It’s important to learn the difference between hives caused by heat/sun and hives caused by allergies so that you can reduce your risk.
Also known as cholinergic urticaria, heat hives can affect up to 15 percent of chronic hive sufferers. This hives reaction involves being very sensitive to heat or sweat, and symptoms normally appear as boy temperature rises.
Symptoms of heat hives include:
Look out for symptoms that appear during exercise, in hot weather or after showering or bathing in hot water. Or for symptoms that reduce as the body’s temperature lowers.
Also known as solar urticaria, sun hives are a rare form of hives that cause the skin to swell when exposed to natural sunlight (or any source that emits UV light).
Symptoms usually develop very quickly (within 30 minutes) after exposure and can last anywhere from an hour to several days. Be on the lookout for:
Natural hive treatment
Anti-histamines are commonly used to treat the symptoms of hives as they block the release of histamine (the chemical responsible for your allergy symptoms). But, over time, some people can build up a tolerance and they may lose their effectiveness.
At Health & Wellness Australia & Auckland (HWA), we use a technique called muscle testing or kinesiology to help identify your sensitivities. Following testing, you can work with your practitioner to address your intolerances using a natural allergy treatment called Positive Association Technique (PAT).

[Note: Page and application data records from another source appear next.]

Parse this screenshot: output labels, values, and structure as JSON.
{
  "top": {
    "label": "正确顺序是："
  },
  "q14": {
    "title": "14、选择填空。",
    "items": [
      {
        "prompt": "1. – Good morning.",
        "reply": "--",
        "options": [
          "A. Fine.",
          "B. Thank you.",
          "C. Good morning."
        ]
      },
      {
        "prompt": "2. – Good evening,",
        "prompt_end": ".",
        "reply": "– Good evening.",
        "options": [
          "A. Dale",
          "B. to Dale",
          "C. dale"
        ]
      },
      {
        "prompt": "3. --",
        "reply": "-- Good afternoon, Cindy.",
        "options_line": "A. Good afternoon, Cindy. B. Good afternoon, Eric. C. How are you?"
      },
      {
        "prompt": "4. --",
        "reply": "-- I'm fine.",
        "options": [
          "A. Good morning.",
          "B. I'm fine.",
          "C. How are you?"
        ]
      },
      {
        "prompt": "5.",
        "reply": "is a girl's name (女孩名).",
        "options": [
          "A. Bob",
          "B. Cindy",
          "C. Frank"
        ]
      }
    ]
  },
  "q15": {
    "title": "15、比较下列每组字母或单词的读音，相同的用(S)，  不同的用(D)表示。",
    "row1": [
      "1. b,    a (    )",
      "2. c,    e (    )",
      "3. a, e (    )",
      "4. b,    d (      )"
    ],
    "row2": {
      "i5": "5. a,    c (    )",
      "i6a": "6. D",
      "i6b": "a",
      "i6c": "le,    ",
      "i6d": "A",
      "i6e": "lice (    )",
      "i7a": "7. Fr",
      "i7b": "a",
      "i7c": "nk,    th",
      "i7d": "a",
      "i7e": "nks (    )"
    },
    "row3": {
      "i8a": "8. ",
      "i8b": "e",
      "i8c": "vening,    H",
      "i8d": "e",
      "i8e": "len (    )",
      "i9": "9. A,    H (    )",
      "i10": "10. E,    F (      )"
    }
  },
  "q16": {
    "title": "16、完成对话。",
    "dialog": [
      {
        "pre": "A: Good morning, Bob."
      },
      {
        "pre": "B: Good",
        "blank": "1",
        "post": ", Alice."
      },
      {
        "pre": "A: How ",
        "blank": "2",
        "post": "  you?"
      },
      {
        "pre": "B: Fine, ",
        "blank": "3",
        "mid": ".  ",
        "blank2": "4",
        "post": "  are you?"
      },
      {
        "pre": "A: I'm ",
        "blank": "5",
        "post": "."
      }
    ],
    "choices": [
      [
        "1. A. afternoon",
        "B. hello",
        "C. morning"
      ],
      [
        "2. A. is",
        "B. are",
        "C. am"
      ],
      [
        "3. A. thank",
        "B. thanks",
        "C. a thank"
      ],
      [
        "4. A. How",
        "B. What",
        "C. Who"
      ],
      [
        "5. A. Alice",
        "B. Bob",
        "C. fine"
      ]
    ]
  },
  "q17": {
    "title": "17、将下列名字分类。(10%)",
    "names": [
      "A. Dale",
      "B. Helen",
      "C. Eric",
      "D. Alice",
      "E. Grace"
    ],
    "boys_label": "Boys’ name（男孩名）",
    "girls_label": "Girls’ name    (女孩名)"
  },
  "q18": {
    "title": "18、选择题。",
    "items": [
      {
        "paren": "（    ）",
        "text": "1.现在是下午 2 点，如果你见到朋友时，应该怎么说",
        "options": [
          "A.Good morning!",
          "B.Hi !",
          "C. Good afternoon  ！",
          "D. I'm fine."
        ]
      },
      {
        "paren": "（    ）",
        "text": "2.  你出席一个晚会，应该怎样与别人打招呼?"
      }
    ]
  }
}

PAT is a non-invasive holistic therapy, which:
Some cases can be complex, so our naturopaths may also recommend supplements and herbs, and provide lifestyle advice to help you achieve the best long-term results.
Want to know if PAT is right for you? Get in touch!
Send our practitioners a question using our Ask a practitioner service, and you’ll get a call-back or reply straight to your email inbox.
 American College of Allergy, Asthma and Immunology. Hives (Urticaria). http://acaai.org/allergies/types/skin-allergies/hives-urticaria
This blog is intended as general information only. PAT cannot cure allergies – it is intended to decrease reactions and help manage symptoms. It is not intended to raise unrealistic expectations. If symptoms persist, consult your GP.